Darwinian evolution was presented as undeniable in high school science class. I did learn Earth was ever changing and dynamic, but I didn’t realize she was alive until much later. I was taught that Earth was a collection of under 100 elements, each of which was made of atomic particles, all three of which were inanimate. I’m really dating myself here, eh? Science taught that Earth had life on it, at least most places, but that life was composed of inanimate matter. Science was as confusing as religion! Which told me Earth was handcrafted by a white-bearded patriarch who also judged that creation. The patriarch gave humanity, his favorite creation, dominion over all on Earth and we were to be fruitful and multiply.

When my childhood’s wonder at starry, starry nights, whippoorwills and the season’s first snowfall gave way to the contrasts of my adolescence, then confusion arose. Was Earth alive or just minerals, elements and swirling, billiard ball atoms randomly crashing into each other? Could Earth be both? Or neither?

Into the midst of this teenage confusion entered twin forces which tapped into and flowered out of earlier memories of bull frogs croaking in the night. Buddhism and (for want of a better term) Native spirituality both transcended my middle class, WASP, Judeo-Christian worldview. My Earth-view was now more dynamic and compassionate, even alive again!

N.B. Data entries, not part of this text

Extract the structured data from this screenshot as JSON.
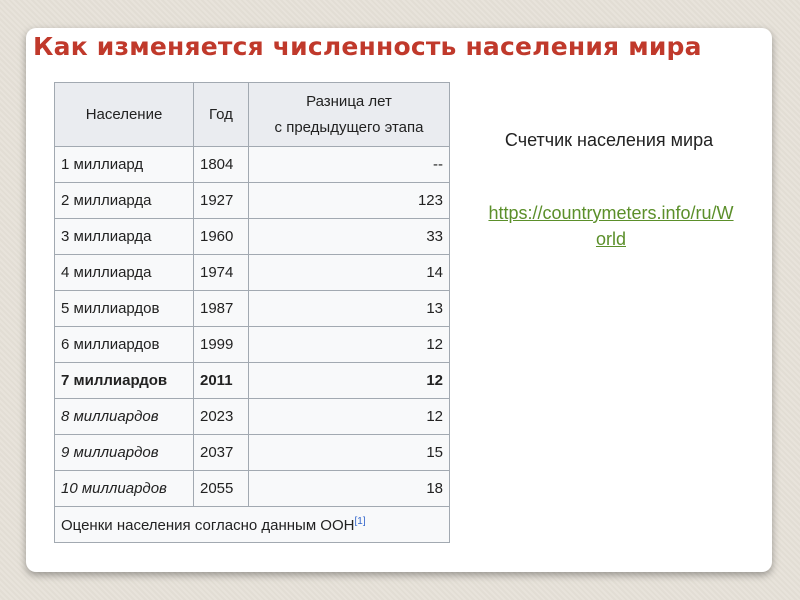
{
  "title": "Как изменяется численность населения мира",
  "table": {
    "headers": [
      "Население",
      "Год",
      "Разница лет с предыдущего этапа"
    ],
    "header_lines": [
      "Разница лет",
      "с предыдущего этапа"
    ],
    "rows": [
      {
        "population": "1 миллиард",
        "year": "1804",
        "diff": "--",
        "style": "normal"
      },
      {
        "population": "2 миллиарда",
        "year": "1927",
        "diff": "123",
        "style": "normal"
      },
      {
        "population": "3 миллиарда",
        "year": "1960",
        "diff": "33",
        "style": "normal"
      },
      {
        "population": "4 миллиарда",
        "year": "1974",
        "diff": "14",
        "style": "normal"
      },
      {
        "population": "5 миллиардов",
        "year": "1987",
        "diff": "13",
        "style": "normal"
      },
      {
        "population": "6 миллиардов",
        "year": "1999",
        "diff": "12",
        "style": "normal"
      },
      {
        "population": "7 миллиардов",
        "year": "2011",
        "diff": "12",
        "style": "bold"
      },
      {
        "population": "8 миллиардов",
        "year": "2023",
        "diff": "12",
        "style": "italic"
      },
      {
        "population": "9 миллиардов",
        "year": "2037",
        "diff": "15",
        "style": "italic"
      },
      {
        "population": "10 миллиардов",
        "year": "2055",
        "diff": "18",
        "style": "italic"
      }
    ],
    "footer": "Оценки населения согласно данным ООН",
    "footer_ref": "[1]"
  },
  "counter": {
    "label": "Счетчик населения мира",
    "link": "https://countrymeters.info/ru/World"
  },
  "colors": {
    "title": "#c0392b",
    "link": "#5b8f2a",
    "table_header_bg": "#eaecf0",
    "table_cell_bg": "#f8f9fa",
    "table_border": "#a2a9b1"
  }
}
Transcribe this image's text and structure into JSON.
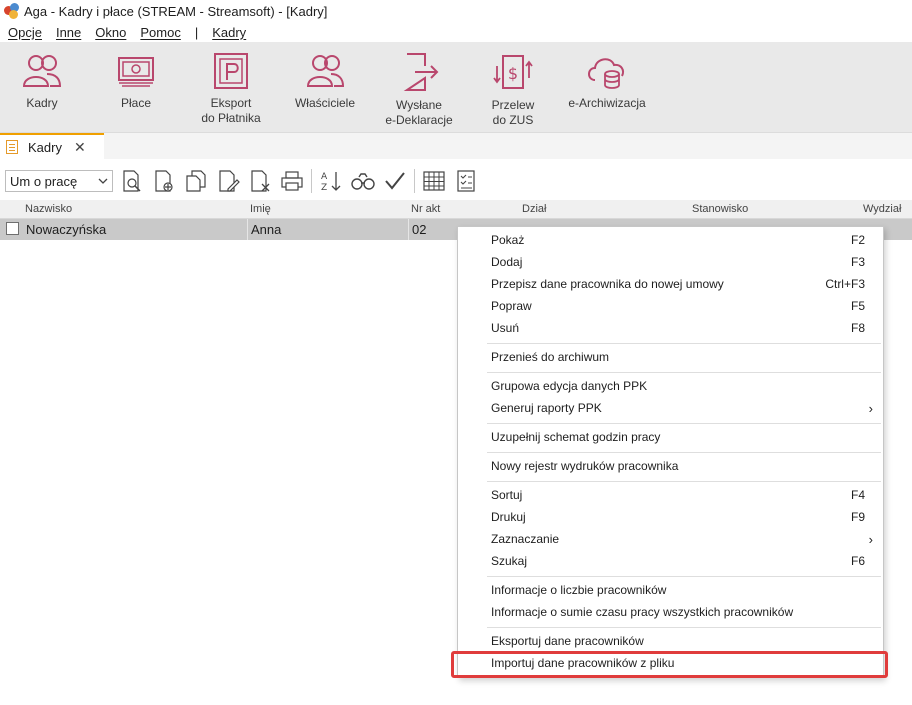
{
  "window": {
    "title": "Aga - Kadry i płace (STREAM - Streamsoft) - [Kadry]"
  },
  "menubar": {
    "items": [
      "Opcje",
      "Inne",
      "Okno",
      "Pomoc"
    ],
    "separator": "|",
    "extra": "Kadry"
  },
  "ribbon": {
    "buttons": [
      {
        "label": "Kadry",
        "icon": "people-icon"
      },
      {
        "label": "Płace",
        "icon": "money-icon"
      },
      {
        "label": "Eksport\ndo Płatnika",
        "icon": "platnik-p-icon"
      },
      {
        "label": "Właściciele",
        "icon": "owners-icon"
      },
      {
        "label": "Wysłane\ne-Deklaracje",
        "icon": "export-document-icon"
      },
      {
        "label": "Przelew\ndo ZUS",
        "icon": "transfer-icon"
      },
      {
        "label": "e-Archiwizacja",
        "icon": "cloud-archive-icon"
      }
    ]
  },
  "tab": {
    "label": "Kadry",
    "close": "✕"
  },
  "toolbar": {
    "combo_value": "Um o pracę"
  },
  "grid": {
    "columns": [
      "Nazwisko",
      "Imię",
      "Nr akt",
      "Dział",
      "Stanowisko",
      "Wydział"
    ],
    "rows": [
      {
        "nazwisko": "Nowaczyńska",
        "imie": "Anna",
        "nr_akt": "02"
      }
    ]
  },
  "context_menu": {
    "items": [
      {
        "label": "Pokaż",
        "shortcut": "F2"
      },
      {
        "label": "Dodaj",
        "shortcut": "F3"
      },
      {
        "label": "Przepisz dane pracownika do nowej umowy",
        "shortcut": "Ctrl+F3"
      },
      {
        "label": "Popraw",
        "shortcut": "F5"
      },
      {
        "label": "Usuń",
        "shortcut": "F8"
      },
      {
        "label": "Przenieś do archiwum",
        "shortcut": ""
      },
      {
        "label": "Grupowa edycja danych PPK",
        "shortcut": ""
      },
      {
        "label": "Generuj raporty PPK",
        "shortcut": "",
        "submenu": "›"
      },
      {
        "label": "Uzupełnij schemat godzin pracy",
        "shortcut": ""
      },
      {
        "label": "Nowy rejestr wydruków pracownika",
        "shortcut": ""
      },
      {
        "label": "Sortuj",
        "shortcut": "F4"
      },
      {
        "label": "Drukuj",
        "shortcut": "F9"
      },
      {
        "label": "Zaznaczanie",
        "shortcut": "",
        "submenu": "›"
      },
      {
        "label": "Szukaj",
        "shortcut": "F6"
      },
      {
        "label": "Informacje o liczbie pracowników",
        "shortcut": ""
      },
      {
        "label": "Informacje o sumie czasu pracy wszystkich pracowników",
        "shortcut": ""
      },
      {
        "label": "Eksportuj dane pracowników",
        "shortcut": ""
      },
      {
        "label": "Importuj dane pracowników z pliku",
        "shortcut": ""
      }
    ],
    "highlight_color": "#e03c3c"
  }
}
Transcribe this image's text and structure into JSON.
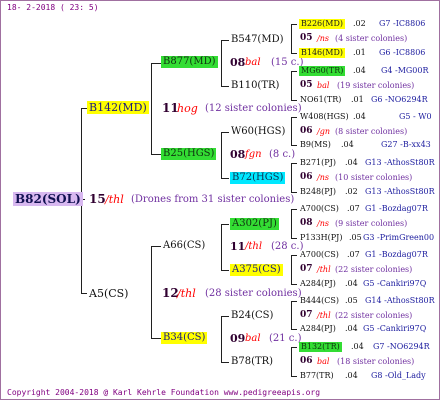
{
  "header": "18- 2-2018 ( 23: 5)",
  "footer": "Copyright 2004-2018 @ Karl Kehrle Foundation   www.pedigreeapis.org",
  "root": {
    "name": "B82(SOL)",
    "num": "15",
    "origin": "/thl",
    "note": "(Drones from 31 sister colonies)"
  },
  "gen1": {
    "dam": {
      "name": "B142(MD)",
      "num": "11",
      "origin": "hog",
      "note": "(12 sister colonies)"
    },
    "sire": {
      "name": "A5(CS)",
      "num": "12",
      "origin": "/thl",
      "note": "(28 sister colonies)"
    }
  },
  "gen2": {
    "b877": {
      "name": "B877(MD)",
      "num": "08",
      "origin": "bal",
      "note": "(15 c.)"
    },
    "b25": {
      "name": "B25(HGS)",
      "num": "08",
      "origin": "fgn",
      "note": "(8 c.)"
    },
    "a66": {
      "name": "A66(CS)",
      "num": "11",
      "origin": "/thl",
      "note": "(28 c.)"
    },
    "b34": {
      "name": "B34(CS)",
      "num": "09",
      "origin": "bal",
      "note": "(21 c.)"
    }
  },
  "gen3": {
    "b547": "B547(MD)",
    "b110": "B110(TR)",
    "w60": "W60(HGS)",
    "b72": "B72(HGS)",
    "a302": "A302(PJ)",
    "a375": "A375(CS)",
    "b24": "B24(CS)",
    "b78": "B78(TR)"
  },
  "gen4": [
    {
      "name": "B226(MD)",
      "num": ".02",
      "right": "G7 -IC8806"
    },
    {
      "num": "05",
      "origin": "/ns",
      "note": "(4 sister colonies)"
    },
    {
      "name": "B146(MD)",
      "num": ".01",
      "right": "G6 -IC8806"
    },
    {
      "name": "MG60(TR)",
      "num": ".04",
      "right": "G4 -MG00R"
    },
    {
      "num": "05",
      "origin": "bal",
      "note": "(19 sister colonies)"
    },
    {
      "name": "NO61(TR)",
      "num": ".01",
      "right": "G6 -NO6294R"
    },
    {
      "name": "W408(HGS)",
      "num": ".04",
      "right": "G5 - W0"
    },
    {
      "num": "06",
      "origin": "/gn",
      "note": "(8 sister colonies)"
    },
    {
      "name": "B9(MS)",
      "num": ".04",
      "right": "G27 -B-xx43"
    },
    {
      "name": "B271(PJ)",
      "num": ".04",
      "right": "G13 -AthosSt80R"
    },
    {
      "num": "06",
      "origin": "/ns",
      "note": "(10 sister colonies)"
    },
    {
      "name": "B248(PJ)",
      "num": ".02",
      "right": "G13 -AthosSt80R"
    },
    {
      "name": "A700(CS)",
      "num": ".07",
      "right": "G1 -Bozdag07R"
    },
    {
      "num": "08",
      "origin": "/ns",
      "note": "(9 sister colonies)"
    },
    {
      "name": "P133H(PJ)",
      "num": ".05",
      "right": "G3 -PrimGreen00"
    },
    {
      "name": "A700(CS)",
      "num": ".07",
      "right": "G1 -Bozdag07R"
    },
    {
      "num": "07",
      "origin": "/thl",
      "note": "(22 sister colonies)"
    },
    {
      "name": "A284(PJ)",
      "num": ".04",
      "right": "G5 -Cankiri97Q"
    },
    {
      "name": "B444(CS)",
      "num": ".05",
      "right": "G14 -AthosSt80R"
    },
    {
      "num": "07",
      "origin": "/thl",
      "note": "(22 sister colonies)"
    },
    {
      "name": "A284(PJ)",
      "num": ".04",
      "right": "G5 -Cankiri97Q"
    },
    {
      "name": "B132(TR)",
      "num": ".04",
      "right": "G7 -NO6294R"
    },
    {
      "num": "06",
      "origin": "bal",
      "note": "(18 sister colonies)"
    },
    {
      "name": "B77(TR)",
      "num": ".04",
      "right": "G8 -Old_Lady"
    }
  ]
}
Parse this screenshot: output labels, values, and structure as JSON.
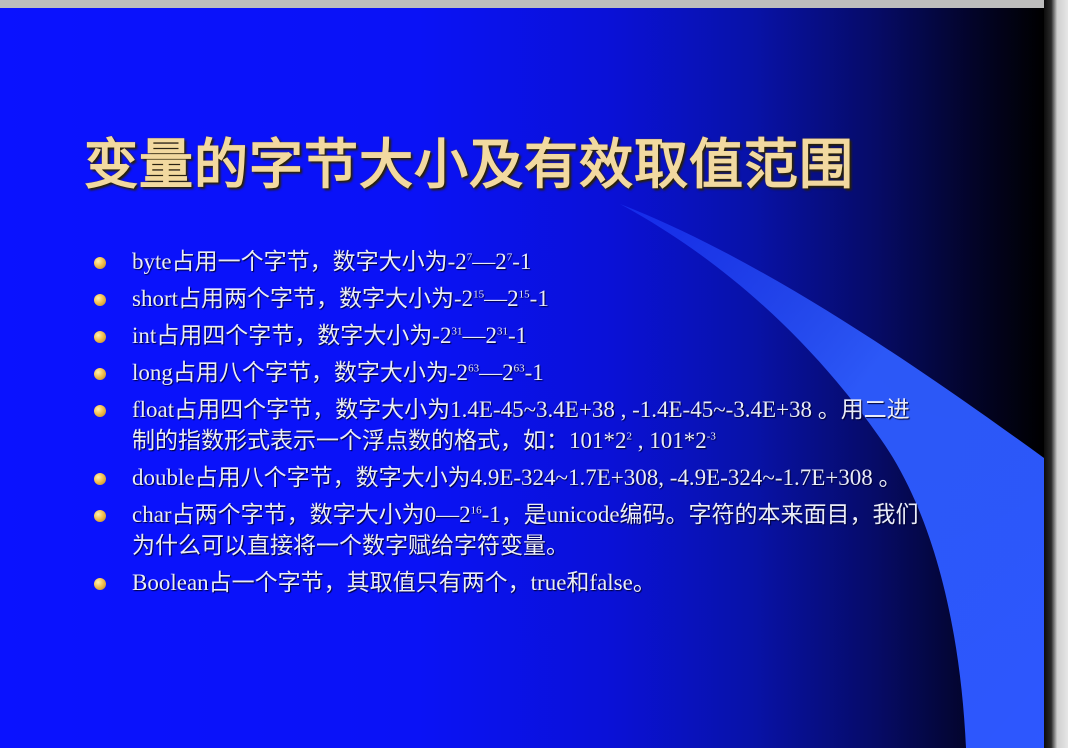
{
  "slide": {
    "title": "变量的字节大小及有效取值范围",
    "bullets": [
      {
        "segments": [
          {
            "t": "byte占用一个字节，数字大小为-2"
          },
          {
            "t": "7",
            "sup": true
          },
          {
            "t": "—2"
          },
          {
            "t": "7",
            "sup": true
          },
          {
            "t": "-1"
          }
        ]
      },
      {
        "segments": [
          {
            "t": "short占用两个字节，数字大小为-2"
          },
          {
            "t": "15",
            "sup": true
          },
          {
            "t": "—2"
          },
          {
            "t": "15",
            "sup": true
          },
          {
            "t": "-1"
          }
        ]
      },
      {
        "segments": [
          {
            "t": "int占用四个字节，数字大小为-2"
          },
          {
            "t": "31",
            "sup": true
          },
          {
            "t": "—2"
          },
          {
            "t": "31",
            "sup": true
          },
          {
            "t": "-1"
          }
        ]
      },
      {
        "segments": [
          {
            "t": "long占用八个字节，数字大小为-2"
          },
          {
            "t": "63",
            "sup": true
          },
          {
            "t": "—2"
          },
          {
            "t": "63",
            "sup": true
          },
          {
            "t": "-1"
          }
        ]
      },
      {
        "segments": [
          {
            "t": "float占用四个字节，数字大小为1.4E-45~3.4E+38 , -1.4E-45~-3.4E+38 。用二进制的指数形式表示一个浮点数的格式，如：101*2"
          },
          {
            "t": "2",
            "sup": true
          },
          {
            "t": " , 101*2"
          },
          {
            "t": "-3",
            "sup": true
          }
        ]
      },
      {
        "segments": [
          {
            "t": "double占用八个字节，数字大小为4.9E-324~1.7E+308, -4.9E-324~-1.7E+308 。"
          }
        ]
      },
      {
        "segments": [
          {
            "t": "char占两个字节，数字大小为0—2"
          },
          {
            "t": "16",
            "sup": true
          },
          {
            "t": "-1，是unicode编码。字符的本来面目，我们为什么可以直接将一个数字赋给字符变量。"
          }
        ]
      },
      {
        "segments": [
          {
            "t": "Boolean占一个字节，其取值只有两个，true和false。"
          }
        ]
      }
    ]
  },
  "colors": {
    "title": "#f2d9a0",
    "body_text": "#e9ecf8",
    "bullet": "#f4c050",
    "background_left": "#0a12ff",
    "background_right": "#000000",
    "swoosh": "#2e5cff"
  }
}
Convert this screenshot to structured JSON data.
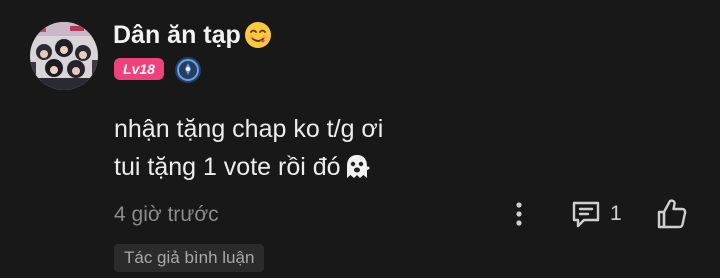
{
  "comment": {
    "author": {
      "name": "Dân ăn tạp",
      "name_emoji_icon": "yum-face-emoji-icon",
      "level": "Lv18",
      "verify_icon": "verified-badge-icon",
      "avatar": "group-photo-avatar"
    },
    "lines": [
      {
        "text": "nhận tặng chap ko t/g ơi"
      },
      {
        "text": "tui tặng 1 vote rồi đó",
        "trailing_icon": "ghost-emoji-icon"
      }
    ],
    "timestamp": "4 giờ trước",
    "actions": {
      "more_icon": "more-vertical-icon",
      "reply_icon": "comment-icon",
      "reply_count": "1",
      "like_icon": "thumbs-up-icon"
    },
    "tag": "Tác giả bình luận"
  },
  "colors": {
    "background": "#181818",
    "level_badge": "#f0417d",
    "verify_badge": "#5aa3ff",
    "muted_text": "#8a8a8a"
  }
}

It was now possible to think that maybe each of those atoms were worlds in themselves. The proposition that it was okay to exploit Earth became untenable. To exploit Earth was to do harm to another sentient being. To thankfully accept the nurturing of nature, to walk in balance with the planet could be the purpose of life.

In one of those omnipresent ironies of life, one of my most spiritual experiences of Earth was when I first saw the Apollo mission’s photograph of Earth rising over the moon’s horizon. Here was a very expensive picture achieved through historic scientific effort, a view of Earth from a quarter million miles away (quite removed). Yet there was all the beauty, fragility and vitality shining out from that big blue marble! After that we were all living in a global village.

A Few Suggestions:

• Be aware of Earth as alive on her many levels.

• Notice the weeds growing even through the concrete of the cities.

• Watch the clouds roll above.

• Do some gardening, a.k.a. horticultural therapy.

• The Tibetans have a very simple yet profound visualization in which you experience every person you know as having been your mother in previous lives. This can be extended to include every sentient being you come across including birds and bugs and your dog and that tree out there in the front yard. And that can be even further expanded to imaging Earth herself as your mother.

The late Ken Pratt, fondly remembered, was a freelance writer who passed in June, 2020.